▶ [WHAT TO DO]
Each entry below must be repeated word for word.

▶ [TASK INPUTS]
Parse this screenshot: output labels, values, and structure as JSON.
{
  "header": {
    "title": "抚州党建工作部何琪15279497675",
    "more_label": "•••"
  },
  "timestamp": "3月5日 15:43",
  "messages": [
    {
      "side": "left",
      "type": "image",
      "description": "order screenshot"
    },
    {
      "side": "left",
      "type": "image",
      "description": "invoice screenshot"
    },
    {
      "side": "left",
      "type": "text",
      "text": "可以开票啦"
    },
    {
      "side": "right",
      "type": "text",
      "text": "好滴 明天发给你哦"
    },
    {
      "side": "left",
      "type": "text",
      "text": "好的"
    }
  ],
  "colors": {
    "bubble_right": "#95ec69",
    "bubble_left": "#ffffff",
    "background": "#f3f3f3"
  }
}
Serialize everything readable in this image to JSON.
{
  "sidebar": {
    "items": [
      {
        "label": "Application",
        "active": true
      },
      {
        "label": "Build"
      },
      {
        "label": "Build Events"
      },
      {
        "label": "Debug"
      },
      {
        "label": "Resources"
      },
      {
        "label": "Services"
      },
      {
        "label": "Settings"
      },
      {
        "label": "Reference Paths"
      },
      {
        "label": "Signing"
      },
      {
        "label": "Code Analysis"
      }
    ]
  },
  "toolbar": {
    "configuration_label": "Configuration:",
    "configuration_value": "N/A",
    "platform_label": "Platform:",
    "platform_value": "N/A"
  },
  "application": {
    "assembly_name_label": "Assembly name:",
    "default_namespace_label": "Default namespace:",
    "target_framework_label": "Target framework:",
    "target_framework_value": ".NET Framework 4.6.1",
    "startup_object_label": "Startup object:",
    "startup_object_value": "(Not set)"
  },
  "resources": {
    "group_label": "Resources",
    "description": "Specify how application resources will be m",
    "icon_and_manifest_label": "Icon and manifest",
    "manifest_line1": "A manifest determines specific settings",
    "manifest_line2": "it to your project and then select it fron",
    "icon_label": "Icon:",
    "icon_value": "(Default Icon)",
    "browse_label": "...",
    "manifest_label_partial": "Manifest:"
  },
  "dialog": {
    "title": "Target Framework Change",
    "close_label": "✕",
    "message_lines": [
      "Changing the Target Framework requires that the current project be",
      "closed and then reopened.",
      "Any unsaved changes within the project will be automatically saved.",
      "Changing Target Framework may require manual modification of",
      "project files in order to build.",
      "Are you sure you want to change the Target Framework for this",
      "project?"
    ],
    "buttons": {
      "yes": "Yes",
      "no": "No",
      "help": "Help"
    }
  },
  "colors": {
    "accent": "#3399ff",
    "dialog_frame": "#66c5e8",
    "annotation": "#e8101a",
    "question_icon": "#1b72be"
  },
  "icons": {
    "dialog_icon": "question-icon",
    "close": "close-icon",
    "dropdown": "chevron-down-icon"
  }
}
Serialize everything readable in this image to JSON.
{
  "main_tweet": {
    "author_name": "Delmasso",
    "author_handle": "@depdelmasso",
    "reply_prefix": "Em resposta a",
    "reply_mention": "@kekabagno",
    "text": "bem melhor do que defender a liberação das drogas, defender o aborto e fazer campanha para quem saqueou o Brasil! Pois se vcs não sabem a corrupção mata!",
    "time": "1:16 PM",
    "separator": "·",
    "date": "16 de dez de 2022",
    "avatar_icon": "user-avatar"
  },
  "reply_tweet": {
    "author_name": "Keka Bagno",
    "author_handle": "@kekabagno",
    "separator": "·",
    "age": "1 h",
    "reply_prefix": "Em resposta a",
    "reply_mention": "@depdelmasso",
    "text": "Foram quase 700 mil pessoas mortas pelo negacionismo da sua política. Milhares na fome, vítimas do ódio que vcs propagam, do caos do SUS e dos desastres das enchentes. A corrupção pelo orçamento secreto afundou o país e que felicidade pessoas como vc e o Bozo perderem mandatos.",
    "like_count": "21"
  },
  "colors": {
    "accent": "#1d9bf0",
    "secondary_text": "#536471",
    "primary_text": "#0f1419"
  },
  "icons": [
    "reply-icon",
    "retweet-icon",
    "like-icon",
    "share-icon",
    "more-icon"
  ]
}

▶ [RESPONSE AREA]
Parse this screenshot: output labels, values, and structure as JSON.
{
  "header": {
    "title": "抚州党建工作部何琪15279497675",
    "more_label": "•••"
  },
  "timestamp": "3月5日 15:43",
  "messages": [
    {
      "side": "left",
      "type": "image",
      "description": "order screenshot"
    },
    {
      "side": "left",
      "type": "image",
      "description": "invoice screenshot"
    },
    {
      "side": "left",
      "type": "text",
      "text": "可以开票啦"
    },
    {
      "side": "right",
      "type": "text",
      "text": "好滴 明天发给你哦"
    },
    {
      "side": "left",
      "type": "text",
      "text": "好的"
    }
  ],
  "colors": {
    "bubble_right": "#95ec69",
    "bubble_left": "#ffffff",
    "background": "#f3f3f3"
  }
}
Serialize everything readable in this image to JSON.
{
  "sidebar": {
    "items": [
      {
        "label": "Application",
        "active": true
      },
      {
        "label": "Build"
      },
      {
        "label": "Build Events"
      },
      {
        "label": "Debug"
      },
      {
        "label": "Resources"
      },
      {
        "label": "Services"
      },
      {
        "label": "Settings"
      },
      {
        "label": "Reference Paths"
      },
      {
        "label": "Signing"
      },
      {
        "label": "Code Analysis"
      }
    ]
  },
  "toolbar": {
    "configuration_label": "Configuration:",
    "configuration_value": "N/A",
    "platform_label": "Platform:",
    "platform_value": "N/A"
  },
  "application": {
    "assembly_name_label": "Assembly name:",
    "default_namespace_label": "Default namespace:",
    "target_framework_label": "Target framework:",
    "target_framework_value": ".NET Framework 4.6.1",
    "startup_object_label": "Startup object:",
    "startup_object_value": "(Not set)"
  },
  "resources": {
    "group_label": "Resources",
    "description": "Specify how application resources will be m",
    "icon_and_manifest_label": "Icon and manifest",
    "manifest_line1": "A manifest determines specific settings",
    "manifest_line2": "it to your project and then select it fron",
    "icon_label": "Icon:",
    "icon_value": "(Default Icon)",
    "browse_label": "...",
    "manifest_label_partial": "Manifest:"
  },
  "dialog": {
    "title": "Target Framework Change",
    "close_label": "✕",
    "message_lines": [
      "Changing the Target Framework requires that the current project be",
      "closed and then reopened.",
      "Any unsaved changes within the project will be automatically saved.",
      "Changing Target Framework may require manual modification of",
      "project files in order to build.",
      "Are you sure you want to change the Target Framework for this",
      "project?"
    ],
    "buttons": {
      "yes": "Yes",
      "no": "No",
      "help": "Help"
    }
  },
  "colors": {
    "accent": "#3399ff",
    "dialog_frame": "#66c5e8",
    "annotation": "#e8101a",
    "question_icon": "#1b72be"
  },
  "icons": {
    "dialog_icon": "question-icon",
    "close": "close-icon",
    "dropdown": "chevron-down-icon"
  }
}
Serialize everything readable in this image to JSON.
{
  "main_tweet": {
    "author_name": "Delmasso",
    "author_handle": "@depdelmasso",
    "reply_prefix": "Em resposta a",
    "reply_mention": "@kekabagno",
    "text": "bem melhor do que defender a liberação das drogas, defender o aborto e fazer campanha para quem saqueou o Brasil! Pois se vcs não sabem a corrupção mata!",
    "time": "1:16 PM",
    "separator": "·",
    "date": "16 de dez de 2022",
    "avatar_icon": "user-avatar"
  },
  "reply_tweet": {
    "author_name": "Keka Bagno",
    "author_handle": "@kekabagno",
    "separator": "·",
    "age": "1 h",
    "reply_prefix": "Em resposta a",
    "reply_mention": "@depdelmasso",
    "text": "Foram quase 700 mil pessoas mortas pelo negacionismo da sua política. Milhares na fome, vítimas do ódio que vcs propagam, do caos do SUS e dos desastres das enchentes. A corrupção pelo orçamento secreto afundou o país e que felicidade pessoas como vc e o Bozo perderem mandatos.",
    "like_count": "21"
  },
  "colors": {
    "accent": "#1d9bf0",
    "secondary_text": "#536471",
    "primary_text": "#0f1419"
  },
  "icons": [
    "reply-icon",
    "retweet-icon",
    "like-icon",
    "share-icon",
    "more-icon"
  ]
}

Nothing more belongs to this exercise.